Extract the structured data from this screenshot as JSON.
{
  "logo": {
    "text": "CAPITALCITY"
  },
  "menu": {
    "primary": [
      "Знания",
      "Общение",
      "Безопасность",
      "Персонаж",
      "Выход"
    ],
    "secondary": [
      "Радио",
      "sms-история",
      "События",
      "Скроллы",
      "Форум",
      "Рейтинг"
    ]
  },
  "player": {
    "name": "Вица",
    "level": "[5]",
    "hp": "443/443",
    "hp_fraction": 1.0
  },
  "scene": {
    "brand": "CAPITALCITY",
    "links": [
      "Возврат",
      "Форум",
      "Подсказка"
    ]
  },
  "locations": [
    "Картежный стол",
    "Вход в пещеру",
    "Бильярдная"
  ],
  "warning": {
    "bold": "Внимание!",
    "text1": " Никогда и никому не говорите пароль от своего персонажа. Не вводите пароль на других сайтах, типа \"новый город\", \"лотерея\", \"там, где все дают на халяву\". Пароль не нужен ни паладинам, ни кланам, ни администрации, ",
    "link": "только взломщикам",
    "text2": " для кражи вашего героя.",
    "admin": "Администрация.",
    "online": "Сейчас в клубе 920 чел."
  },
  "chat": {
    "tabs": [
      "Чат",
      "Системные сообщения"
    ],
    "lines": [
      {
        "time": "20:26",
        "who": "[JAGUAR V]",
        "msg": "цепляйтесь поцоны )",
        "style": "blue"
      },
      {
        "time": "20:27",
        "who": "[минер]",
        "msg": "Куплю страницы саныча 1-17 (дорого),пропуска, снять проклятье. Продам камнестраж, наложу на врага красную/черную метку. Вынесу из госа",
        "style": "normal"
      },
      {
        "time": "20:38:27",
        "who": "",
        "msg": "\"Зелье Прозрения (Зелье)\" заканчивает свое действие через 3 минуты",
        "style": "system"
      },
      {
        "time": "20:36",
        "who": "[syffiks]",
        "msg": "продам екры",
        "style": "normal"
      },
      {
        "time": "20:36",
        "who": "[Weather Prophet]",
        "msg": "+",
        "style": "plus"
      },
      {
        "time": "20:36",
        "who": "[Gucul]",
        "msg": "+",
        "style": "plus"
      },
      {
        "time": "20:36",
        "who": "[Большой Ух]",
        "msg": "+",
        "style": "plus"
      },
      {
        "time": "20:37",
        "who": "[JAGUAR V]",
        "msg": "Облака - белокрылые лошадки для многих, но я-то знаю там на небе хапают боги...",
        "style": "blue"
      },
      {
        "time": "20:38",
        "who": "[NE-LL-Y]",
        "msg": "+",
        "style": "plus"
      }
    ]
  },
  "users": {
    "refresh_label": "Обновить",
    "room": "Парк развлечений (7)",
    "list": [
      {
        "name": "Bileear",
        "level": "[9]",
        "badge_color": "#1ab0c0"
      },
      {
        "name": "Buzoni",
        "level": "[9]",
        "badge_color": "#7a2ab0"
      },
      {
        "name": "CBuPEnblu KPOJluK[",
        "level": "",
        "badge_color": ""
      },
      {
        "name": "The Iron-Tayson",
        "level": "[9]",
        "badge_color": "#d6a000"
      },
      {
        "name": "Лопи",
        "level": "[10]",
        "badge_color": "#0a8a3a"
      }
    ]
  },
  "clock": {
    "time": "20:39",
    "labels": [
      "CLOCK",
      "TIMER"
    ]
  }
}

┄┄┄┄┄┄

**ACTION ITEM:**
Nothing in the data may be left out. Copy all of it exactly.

**TASK ANSWER:**
Extract the structured data from this screenshot as JSON.
{
  "logo": {
    "text": "CAPITALCITY"
  },
  "menu": {
    "primary": [
      "Знания",
      "Общение",
      "Безопасность",
      "Персонаж",
      "Выход"
    ],
    "secondary": [
      "Радио",
      "sms-история",
      "События",
      "Скроллы",
      "Форум",
      "Рейтинг"
    ]
  },
  "player": {
    "name": "Вица",
    "level": "[5]",
    "hp": "443/443",
    "hp_fraction": 1.0
  },
  "scene": {
    "brand": "CAPITALCITY",
    "links": [
      "Возврат",
      "Форум",
      "Подсказка"
    ]
  },
  "locations": [
    "Картежный стол",
    "Вход в пещеру",
    "Бильярдная"
  ],
  "warning": {
    "bold": "Внимание!",
    "text1": " Никогда и никому не говорите пароль от своего персонажа. Не вводите пароль на других сайтах, типа \"новый город\", \"лотерея\", \"там, где все дают на халяву\". Пароль не нужен ни паладинам, ни кланам, ни администрации, ",
    "link": "только взломщикам",
    "text2": " для кражи вашего героя.",
    "admin": "Администрация.",
    "online": "Сейчас в клубе 920 чел."
  },
  "chat": {
    "tabs": [
      "Чат",
      "Системные сообщения"
    ],
    "lines": [
      {
        "time": "20:26",
        "who": "[JAGUAR V]",
        "msg": "цепляйтесь поцоны )",
        "style": "blue"
      },
      {
        "time": "20:27",
        "who": "[минер]",
        "msg": "Куплю страницы саныча 1-17 (дорого),пропуска, снять проклятье. Продам камнестраж, наложу на врага красную/черную метку. Вынесу из госа",
        "style": "normal"
      },
      {
        "time": "20:38:27",
        "who": "",
        "msg": "\"Зелье Прозрения (Зелье)\" заканчивает свое действие через 3 минуты",
        "style": "system"
      },
      {
        "time": "20:36",
        "who": "[syffiks]",
        "msg": "продам екры",
        "style": "normal"
      },
      {
        "time": "20:36",
        "who": "[Weather Prophet]",
        "msg": "+",
        "style": "plus"
      },
      {
        "time": "20:36",
        "who": "[Gucul]",
        "msg": "+",
        "style": "plus"
      },
      {
        "time": "20:36",
        "who": "[Большой Ух]",
        "msg": "+",
        "style": "plus"
      },
      {
        "time": "20:37",
        "who": "[JAGUAR V]",
        "msg": "Облака - белокрылые лошадки для многих, но я-то знаю там на небе хапают боги...",
        "style": "blue"
      },
      {
        "time": "20:38",
        "who": "[NE-LL-Y]",
        "msg": "+",
        "style": "plus"
      }
    ]
  },
  "users": {
    "refresh_label": "Обновить",
    "room": "Парк развлечений (7)",
    "list": [
      {
        "name": "Bileear",
        "level": "[9]",
        "badge_color": "#1ab0c0"
      },
      {
        "name": "Buzoni",
        "level": "[9]",
        "badge_color": "#7a2ab0"
      },
      {
        "name": "CBuPEnblu KPOJluK[",
        "level": "",
        "badge_color": ""
      },
      {
        "name": "The Iron-Tayson",
        "level": "[9]",
        "badge_color": "#d6a000"
      },
      {
        "name": "Лопи",
        "level": "[10]",
        "badge_color": "#0a8a3a"
      }
    ]
  },
  "clock": {
    "time": "20:39",
    "labels": [
      "CLOCK",
      "TIMER"
    ]
  }
}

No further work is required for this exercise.